The manatee had been poisoned by red tide, a toxic marine algae that blooms occasionally in the Atlantic and more often on the Gulf Coast.
Florida Fish and Wildlife Conservation Commission's Kevin Baker told HuffPost Miami that the manatee "was suffering paralysis and minor seizures, which cause difficulty swimming."
"The manatee has to ingest or inhale the red tide toxin," Baker continued. "It is not absorbed through the skin. Ingestion is more prevalent than inhalation. It occurs when vegetation the manatee feeds on is exposed to red tide."
The manatee was transported to the Miami Seaquarium, where its caretakers report that it's making a good recovery and should be released within a few weeks.
According to NBC Miami, the 900-pound sea cow was named Breve after the scientific name for red tide, karenia brevis.

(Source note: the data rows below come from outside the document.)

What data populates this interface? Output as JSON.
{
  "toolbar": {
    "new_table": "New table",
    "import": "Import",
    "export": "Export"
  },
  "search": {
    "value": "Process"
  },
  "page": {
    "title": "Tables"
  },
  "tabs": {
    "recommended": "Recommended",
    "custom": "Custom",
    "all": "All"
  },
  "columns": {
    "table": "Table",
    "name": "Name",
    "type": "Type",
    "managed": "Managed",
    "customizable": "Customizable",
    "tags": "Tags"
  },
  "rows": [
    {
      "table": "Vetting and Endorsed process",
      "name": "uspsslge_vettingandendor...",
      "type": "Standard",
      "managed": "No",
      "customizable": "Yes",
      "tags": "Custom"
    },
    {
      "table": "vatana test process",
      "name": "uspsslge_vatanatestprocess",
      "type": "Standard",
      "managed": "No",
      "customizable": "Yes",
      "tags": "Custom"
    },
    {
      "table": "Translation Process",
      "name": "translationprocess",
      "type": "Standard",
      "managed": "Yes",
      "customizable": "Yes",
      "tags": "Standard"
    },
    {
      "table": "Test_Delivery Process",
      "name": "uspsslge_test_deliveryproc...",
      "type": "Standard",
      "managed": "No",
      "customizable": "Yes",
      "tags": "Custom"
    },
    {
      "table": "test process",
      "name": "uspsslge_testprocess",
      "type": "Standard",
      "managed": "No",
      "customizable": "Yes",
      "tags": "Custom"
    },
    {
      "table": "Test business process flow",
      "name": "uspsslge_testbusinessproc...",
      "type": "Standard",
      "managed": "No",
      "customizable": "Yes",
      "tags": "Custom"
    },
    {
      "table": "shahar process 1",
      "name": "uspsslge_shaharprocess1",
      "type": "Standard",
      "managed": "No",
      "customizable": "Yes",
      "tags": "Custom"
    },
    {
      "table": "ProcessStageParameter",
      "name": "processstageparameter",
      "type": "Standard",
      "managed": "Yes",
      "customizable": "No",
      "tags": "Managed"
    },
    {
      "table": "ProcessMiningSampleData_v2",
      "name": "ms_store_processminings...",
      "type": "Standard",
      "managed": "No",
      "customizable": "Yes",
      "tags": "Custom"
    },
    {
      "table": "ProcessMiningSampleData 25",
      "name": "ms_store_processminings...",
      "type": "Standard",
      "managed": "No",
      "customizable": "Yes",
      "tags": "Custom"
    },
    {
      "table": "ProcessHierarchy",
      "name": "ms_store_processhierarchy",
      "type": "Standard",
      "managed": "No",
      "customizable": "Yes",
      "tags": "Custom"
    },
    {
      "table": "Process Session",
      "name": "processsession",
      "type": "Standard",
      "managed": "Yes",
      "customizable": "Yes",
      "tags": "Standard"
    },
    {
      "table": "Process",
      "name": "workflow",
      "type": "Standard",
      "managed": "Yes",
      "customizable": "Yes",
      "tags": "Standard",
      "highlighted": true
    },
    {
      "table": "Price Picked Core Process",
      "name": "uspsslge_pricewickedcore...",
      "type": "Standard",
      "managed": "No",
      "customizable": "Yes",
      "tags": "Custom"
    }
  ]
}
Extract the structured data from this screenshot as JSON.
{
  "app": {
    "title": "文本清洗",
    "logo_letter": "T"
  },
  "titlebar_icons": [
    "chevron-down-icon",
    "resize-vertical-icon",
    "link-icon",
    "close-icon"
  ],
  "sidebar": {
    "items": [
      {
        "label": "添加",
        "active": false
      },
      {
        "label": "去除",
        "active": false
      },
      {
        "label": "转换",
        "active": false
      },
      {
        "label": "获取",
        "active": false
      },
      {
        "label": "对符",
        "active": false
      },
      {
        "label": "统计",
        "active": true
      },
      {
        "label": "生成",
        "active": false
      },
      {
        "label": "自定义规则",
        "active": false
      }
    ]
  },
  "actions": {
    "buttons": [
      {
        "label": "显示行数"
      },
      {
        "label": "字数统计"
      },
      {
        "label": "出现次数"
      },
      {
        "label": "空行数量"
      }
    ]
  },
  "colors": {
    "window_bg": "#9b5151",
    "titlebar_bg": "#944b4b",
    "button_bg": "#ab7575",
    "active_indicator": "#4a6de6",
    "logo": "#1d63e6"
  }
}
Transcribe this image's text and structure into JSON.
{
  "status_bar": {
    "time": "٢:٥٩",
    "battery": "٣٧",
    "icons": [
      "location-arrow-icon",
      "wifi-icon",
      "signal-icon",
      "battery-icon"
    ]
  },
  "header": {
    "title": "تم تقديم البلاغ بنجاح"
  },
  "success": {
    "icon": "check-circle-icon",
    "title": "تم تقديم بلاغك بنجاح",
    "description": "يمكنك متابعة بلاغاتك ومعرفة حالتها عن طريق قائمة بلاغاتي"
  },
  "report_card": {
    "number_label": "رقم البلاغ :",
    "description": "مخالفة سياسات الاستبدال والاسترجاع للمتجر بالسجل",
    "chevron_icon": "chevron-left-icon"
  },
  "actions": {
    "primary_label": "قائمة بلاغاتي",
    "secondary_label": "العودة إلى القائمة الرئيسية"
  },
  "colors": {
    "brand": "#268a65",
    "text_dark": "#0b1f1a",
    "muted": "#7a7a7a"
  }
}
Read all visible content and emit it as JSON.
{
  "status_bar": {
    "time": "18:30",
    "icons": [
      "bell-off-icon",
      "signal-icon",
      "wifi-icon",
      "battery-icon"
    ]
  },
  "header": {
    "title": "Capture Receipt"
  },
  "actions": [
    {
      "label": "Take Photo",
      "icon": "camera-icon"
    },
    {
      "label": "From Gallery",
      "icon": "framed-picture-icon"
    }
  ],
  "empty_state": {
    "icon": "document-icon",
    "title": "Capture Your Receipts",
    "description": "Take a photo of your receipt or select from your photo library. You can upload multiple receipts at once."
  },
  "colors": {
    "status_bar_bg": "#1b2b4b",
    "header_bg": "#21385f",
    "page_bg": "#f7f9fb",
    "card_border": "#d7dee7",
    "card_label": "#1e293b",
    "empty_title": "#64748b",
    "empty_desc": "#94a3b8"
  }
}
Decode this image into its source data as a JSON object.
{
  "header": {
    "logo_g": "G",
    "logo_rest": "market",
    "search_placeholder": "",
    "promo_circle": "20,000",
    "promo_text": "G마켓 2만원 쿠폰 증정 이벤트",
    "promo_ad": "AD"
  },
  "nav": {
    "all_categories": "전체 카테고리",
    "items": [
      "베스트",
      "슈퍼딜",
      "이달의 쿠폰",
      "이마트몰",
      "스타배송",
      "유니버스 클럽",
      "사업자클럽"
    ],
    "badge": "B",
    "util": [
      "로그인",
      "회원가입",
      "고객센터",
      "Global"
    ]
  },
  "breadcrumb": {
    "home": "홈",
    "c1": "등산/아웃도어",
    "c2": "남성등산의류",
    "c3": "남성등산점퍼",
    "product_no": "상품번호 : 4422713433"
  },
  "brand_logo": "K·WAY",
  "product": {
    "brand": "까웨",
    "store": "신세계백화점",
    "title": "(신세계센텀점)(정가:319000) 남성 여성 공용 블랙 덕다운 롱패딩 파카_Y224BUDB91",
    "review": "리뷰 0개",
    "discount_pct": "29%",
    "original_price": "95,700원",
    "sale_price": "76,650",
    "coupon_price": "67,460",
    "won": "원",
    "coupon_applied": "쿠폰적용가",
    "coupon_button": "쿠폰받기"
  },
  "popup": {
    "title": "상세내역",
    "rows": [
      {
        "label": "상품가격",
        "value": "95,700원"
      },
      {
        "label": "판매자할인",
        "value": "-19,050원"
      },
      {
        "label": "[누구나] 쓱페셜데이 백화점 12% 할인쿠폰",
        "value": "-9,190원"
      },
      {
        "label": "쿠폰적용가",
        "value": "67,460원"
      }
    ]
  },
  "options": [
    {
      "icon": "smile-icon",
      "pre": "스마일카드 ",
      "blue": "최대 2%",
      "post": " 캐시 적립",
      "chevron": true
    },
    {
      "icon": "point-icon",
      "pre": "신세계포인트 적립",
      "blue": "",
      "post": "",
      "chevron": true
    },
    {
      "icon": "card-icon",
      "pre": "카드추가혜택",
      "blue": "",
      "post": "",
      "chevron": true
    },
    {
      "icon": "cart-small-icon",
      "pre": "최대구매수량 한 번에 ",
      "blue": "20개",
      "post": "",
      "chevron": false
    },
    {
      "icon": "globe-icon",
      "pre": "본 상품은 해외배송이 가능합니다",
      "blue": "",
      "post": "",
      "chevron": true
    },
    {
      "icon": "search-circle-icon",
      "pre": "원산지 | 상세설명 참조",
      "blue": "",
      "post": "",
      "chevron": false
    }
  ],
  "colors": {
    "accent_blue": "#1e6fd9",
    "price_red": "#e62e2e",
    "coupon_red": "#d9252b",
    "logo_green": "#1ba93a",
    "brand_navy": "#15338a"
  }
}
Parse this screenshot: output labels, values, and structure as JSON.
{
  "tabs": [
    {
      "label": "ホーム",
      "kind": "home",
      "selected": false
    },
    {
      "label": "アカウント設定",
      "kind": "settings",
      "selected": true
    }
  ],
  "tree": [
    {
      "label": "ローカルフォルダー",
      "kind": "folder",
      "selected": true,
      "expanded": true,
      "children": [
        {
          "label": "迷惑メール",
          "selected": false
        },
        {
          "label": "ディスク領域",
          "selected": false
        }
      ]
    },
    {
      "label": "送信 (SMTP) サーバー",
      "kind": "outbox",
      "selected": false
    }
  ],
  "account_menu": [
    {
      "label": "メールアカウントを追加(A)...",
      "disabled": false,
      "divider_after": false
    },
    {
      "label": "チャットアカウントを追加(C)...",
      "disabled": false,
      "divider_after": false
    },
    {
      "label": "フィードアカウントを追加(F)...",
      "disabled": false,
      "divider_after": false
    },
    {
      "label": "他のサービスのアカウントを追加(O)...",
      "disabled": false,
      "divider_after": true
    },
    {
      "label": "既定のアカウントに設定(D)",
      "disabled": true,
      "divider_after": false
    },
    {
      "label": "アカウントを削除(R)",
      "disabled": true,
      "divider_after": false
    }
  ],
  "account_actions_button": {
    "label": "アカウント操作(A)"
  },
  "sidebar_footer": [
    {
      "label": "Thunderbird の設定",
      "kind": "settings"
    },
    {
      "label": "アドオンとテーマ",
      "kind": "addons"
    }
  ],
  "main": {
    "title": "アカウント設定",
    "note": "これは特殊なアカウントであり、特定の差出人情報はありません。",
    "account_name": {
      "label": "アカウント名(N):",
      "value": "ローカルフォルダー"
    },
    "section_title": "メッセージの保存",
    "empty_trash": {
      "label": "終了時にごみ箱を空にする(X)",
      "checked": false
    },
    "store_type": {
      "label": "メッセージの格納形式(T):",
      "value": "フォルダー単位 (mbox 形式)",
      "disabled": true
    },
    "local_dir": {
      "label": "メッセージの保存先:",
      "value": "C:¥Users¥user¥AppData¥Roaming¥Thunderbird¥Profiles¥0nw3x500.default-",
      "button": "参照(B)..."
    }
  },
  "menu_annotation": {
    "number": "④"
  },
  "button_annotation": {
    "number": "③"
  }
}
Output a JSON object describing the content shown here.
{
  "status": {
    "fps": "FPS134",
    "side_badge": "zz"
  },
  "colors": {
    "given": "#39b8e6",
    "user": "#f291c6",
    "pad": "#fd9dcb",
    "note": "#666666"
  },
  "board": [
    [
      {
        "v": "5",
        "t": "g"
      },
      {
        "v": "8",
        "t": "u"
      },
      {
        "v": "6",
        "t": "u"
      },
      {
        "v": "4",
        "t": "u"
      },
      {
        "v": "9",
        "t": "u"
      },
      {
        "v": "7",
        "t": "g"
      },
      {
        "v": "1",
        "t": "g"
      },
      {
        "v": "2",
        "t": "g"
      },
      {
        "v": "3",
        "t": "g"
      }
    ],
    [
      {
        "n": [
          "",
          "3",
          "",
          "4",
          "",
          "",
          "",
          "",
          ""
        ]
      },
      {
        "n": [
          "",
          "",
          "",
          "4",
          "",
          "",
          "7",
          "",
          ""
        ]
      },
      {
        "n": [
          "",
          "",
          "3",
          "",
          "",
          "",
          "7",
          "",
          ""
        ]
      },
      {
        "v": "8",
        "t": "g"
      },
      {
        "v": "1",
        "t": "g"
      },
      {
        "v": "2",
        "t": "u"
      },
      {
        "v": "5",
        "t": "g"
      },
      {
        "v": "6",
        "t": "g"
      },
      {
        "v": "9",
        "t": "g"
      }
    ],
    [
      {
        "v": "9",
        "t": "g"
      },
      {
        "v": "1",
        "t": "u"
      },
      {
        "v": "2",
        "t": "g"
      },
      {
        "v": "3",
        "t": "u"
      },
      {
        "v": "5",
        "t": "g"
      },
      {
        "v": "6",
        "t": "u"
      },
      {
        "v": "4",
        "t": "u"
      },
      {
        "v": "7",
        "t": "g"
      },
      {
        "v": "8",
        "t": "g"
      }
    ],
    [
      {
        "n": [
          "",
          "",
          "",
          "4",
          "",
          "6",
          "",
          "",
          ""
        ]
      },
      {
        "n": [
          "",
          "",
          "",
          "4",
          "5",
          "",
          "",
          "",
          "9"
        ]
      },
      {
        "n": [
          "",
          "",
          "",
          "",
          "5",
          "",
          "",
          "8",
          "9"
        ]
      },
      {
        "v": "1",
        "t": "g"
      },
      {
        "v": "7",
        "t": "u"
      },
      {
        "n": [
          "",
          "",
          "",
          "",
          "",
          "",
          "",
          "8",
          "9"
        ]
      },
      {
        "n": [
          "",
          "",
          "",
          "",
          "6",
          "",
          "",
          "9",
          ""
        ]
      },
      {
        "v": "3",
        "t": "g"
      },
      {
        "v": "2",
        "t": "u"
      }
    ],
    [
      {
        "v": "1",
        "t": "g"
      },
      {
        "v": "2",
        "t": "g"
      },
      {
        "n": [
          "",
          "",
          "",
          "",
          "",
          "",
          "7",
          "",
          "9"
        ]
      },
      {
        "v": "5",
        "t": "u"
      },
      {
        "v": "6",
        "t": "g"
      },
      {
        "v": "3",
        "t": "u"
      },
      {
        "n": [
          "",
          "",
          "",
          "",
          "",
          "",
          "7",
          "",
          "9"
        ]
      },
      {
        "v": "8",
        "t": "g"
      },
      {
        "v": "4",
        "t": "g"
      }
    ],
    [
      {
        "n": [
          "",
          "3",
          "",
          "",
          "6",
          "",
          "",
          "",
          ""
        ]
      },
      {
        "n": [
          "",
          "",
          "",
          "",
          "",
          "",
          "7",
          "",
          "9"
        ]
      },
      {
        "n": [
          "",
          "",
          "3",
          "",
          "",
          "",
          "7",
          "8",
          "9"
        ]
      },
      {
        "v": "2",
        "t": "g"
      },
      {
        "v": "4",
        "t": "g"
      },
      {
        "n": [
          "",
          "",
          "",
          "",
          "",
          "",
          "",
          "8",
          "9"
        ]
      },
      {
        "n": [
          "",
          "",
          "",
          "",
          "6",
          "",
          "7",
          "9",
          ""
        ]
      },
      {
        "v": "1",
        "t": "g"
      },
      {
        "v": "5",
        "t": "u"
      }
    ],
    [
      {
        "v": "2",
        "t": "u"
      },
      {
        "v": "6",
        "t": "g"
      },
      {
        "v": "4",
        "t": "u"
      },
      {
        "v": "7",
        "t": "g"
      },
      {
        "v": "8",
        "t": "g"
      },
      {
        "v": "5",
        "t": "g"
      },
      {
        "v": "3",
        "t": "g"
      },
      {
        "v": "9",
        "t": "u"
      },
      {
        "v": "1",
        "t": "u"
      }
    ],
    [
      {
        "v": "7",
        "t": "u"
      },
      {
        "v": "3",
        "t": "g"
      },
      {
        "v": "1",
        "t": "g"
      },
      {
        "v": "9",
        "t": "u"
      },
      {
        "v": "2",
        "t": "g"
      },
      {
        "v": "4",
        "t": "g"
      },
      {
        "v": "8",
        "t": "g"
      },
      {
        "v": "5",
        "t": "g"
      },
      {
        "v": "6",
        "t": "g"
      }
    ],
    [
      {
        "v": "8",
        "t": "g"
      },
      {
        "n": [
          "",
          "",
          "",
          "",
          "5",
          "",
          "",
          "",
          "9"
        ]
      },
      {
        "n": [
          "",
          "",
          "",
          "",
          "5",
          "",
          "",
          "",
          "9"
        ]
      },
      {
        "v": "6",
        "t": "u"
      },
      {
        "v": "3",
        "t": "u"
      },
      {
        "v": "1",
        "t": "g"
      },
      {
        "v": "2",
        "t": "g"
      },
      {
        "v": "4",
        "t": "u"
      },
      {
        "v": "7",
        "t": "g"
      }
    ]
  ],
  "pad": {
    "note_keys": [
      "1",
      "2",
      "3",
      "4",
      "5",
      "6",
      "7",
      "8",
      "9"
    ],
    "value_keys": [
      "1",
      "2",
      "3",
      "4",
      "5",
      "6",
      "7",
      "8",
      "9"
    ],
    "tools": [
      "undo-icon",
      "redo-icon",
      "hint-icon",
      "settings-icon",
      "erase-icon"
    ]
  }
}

Veterinarian Dr. Maya Rodriguez said the manatee was unresponsive when she first arrived but is improving. "We gave her antihistamines, anti-inflammatories, antibodies and she's responded really really well," she told NBC Miami.
Although they originally thought Breve was too stiff to remain buoyant, it turns out that the manatee didn't need to wear a life jacket as some victims of red tide do.
Cristina Rodriguez of the Miami Seaquarium told HuffPost Miami, "Once they got her in deeper water, she responded really well."
In a nearby Seaquarium tank, two sea turtles are also recovering from red tide after boaters found them in Biscayne Bay five days ago, according the above NBC Miami report.
The Seaquarium reports that veterinarians were able to flush out their systems and the sea turtles might be able to return to the wild as soon as Friday.
The FWC's Red Tide Manatee Morality report indicates that 18 manatee carcasses tested positive for red tide poisoning in 2011 and 5 others were suspected of such toxicity. The majority of these manatee deaths from red tide were found in Lee County.
The FWC is very grateful to the two kayakers who stayed with the suffering manatee and diverted boat traffic until help arrived. "You gave him a fighting chance. This is huge," said FWC biologist Kati Therriault.